Cavallaro developed a piano style of glittering and rippling arpeggios to augment his melody, which was often arranged in thick and lush triple and quadruple octave chords. His musical interests and arrangements included dance music, particularly Latin rhythms, tangos and strict tempo dancing styles, as well as some pop and jazz arrangements of classical melodies.In this, he is often cited as being influenced by pianist Eddy Duchin. Liberace was greatly influenced by both Cavallaro and Duchin. All three shared a propensity for arranging classical piano themes in a pop idiom.

  Here's "It's All Right With Me" from his 1962 LP Swingin' Easy

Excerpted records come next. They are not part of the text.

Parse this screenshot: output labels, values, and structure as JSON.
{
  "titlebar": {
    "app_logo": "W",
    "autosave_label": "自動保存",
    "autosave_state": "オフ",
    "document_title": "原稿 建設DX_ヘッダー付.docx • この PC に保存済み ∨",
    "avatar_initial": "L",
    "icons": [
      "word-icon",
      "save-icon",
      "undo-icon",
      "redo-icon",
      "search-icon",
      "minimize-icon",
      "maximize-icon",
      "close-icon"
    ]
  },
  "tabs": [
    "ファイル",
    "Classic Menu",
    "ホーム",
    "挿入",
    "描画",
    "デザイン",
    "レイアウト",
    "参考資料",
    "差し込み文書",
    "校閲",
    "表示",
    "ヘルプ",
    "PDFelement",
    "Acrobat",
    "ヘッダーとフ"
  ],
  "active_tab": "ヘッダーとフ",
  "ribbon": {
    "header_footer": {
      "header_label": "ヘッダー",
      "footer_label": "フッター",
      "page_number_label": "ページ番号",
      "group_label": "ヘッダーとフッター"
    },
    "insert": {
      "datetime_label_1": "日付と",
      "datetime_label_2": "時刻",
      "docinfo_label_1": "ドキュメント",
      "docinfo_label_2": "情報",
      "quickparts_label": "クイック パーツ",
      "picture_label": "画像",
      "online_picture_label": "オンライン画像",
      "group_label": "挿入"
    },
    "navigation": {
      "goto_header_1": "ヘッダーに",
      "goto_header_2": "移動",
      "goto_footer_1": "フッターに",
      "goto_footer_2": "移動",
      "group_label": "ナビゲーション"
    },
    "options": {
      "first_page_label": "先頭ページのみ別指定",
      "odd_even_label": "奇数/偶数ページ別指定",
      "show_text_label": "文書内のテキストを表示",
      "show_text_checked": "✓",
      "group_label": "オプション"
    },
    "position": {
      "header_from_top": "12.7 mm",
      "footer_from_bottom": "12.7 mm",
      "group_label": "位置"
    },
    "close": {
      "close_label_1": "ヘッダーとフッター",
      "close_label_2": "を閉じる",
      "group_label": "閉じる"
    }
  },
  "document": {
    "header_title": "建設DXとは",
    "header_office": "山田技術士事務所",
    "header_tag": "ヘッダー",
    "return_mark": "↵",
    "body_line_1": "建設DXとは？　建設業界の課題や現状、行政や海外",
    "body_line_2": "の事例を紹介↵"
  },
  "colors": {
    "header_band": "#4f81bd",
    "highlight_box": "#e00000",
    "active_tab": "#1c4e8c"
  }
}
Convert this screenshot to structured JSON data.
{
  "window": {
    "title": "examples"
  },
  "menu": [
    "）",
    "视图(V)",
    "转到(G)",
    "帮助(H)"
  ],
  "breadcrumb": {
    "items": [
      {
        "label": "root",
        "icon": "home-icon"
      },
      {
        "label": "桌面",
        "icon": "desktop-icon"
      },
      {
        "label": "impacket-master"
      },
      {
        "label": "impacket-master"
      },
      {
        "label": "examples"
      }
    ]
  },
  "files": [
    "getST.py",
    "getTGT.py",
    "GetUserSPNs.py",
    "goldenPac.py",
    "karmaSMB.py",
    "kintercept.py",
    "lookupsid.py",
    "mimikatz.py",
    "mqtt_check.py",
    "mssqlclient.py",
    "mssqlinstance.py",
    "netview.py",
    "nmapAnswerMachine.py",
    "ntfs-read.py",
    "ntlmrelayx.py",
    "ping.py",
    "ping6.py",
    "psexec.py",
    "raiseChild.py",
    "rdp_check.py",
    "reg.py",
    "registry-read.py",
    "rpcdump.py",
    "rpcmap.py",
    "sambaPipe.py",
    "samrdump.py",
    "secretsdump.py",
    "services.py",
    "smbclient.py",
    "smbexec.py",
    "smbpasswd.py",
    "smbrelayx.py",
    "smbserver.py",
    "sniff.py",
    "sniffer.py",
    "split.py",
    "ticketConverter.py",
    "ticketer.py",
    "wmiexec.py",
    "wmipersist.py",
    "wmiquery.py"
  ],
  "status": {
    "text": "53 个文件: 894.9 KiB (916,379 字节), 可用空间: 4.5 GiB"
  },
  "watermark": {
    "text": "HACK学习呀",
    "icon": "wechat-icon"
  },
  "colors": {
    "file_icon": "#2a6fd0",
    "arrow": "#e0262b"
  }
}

Cavallaro also became famous through the medium of radio and film, firstly with his regular program on NBC during the 1940’s, The Schaeffer Parade, of which he was the host and later in films where he played himself, starting with Hollywood Canteen (1944), then Diamond Horseshoe (1945) and Out of This World (1945). His most celebrated film achievement was playing the piano music for actor Tyrone Power’s hands to mime, in The Eddy Duchin Story (1956).Over the years he made numerous albums, and was still making occasional appearances in the 80s, headlining with Helen O'Connell at the Columbus Palace Theatre's 60th Anniversary show in 1986.

Carmen Cavallaro died from cancer in 1989 in Columbus, Ohio. (Info from Wikipedia. MP3 & scan from Manicmark blog.) 

1 comment:

boppinbob said...

For Carmen Cavallaro - With That Latin Beat (1958) go here:

For Carmen Cavallaro - Dancing In The Dark (1959) go here:

01 - Dancing in the dark
02 - The very thought of you
03 - If I had you
04 - Smoke gets in your eyes
05 - Falling in love with love
06 - Stairway to the stars
07 - Cocktails for two
08 - Lover
09 - Alone together
10 - You're mine you
11 - September song
12 - Always in my heart

For Carmen Cavallero - Tonight We Love (1969) go here:

01-Tonight We Love
03-Someone To Watch Over Me
05-Dream Of Love
06-The Nearness Of You
07-Your Home Is In My Arms
08-Our Love
09-I Concentrate On You
10-It's All Right With Me

For Carmen Cavallero 30 mp3's go here: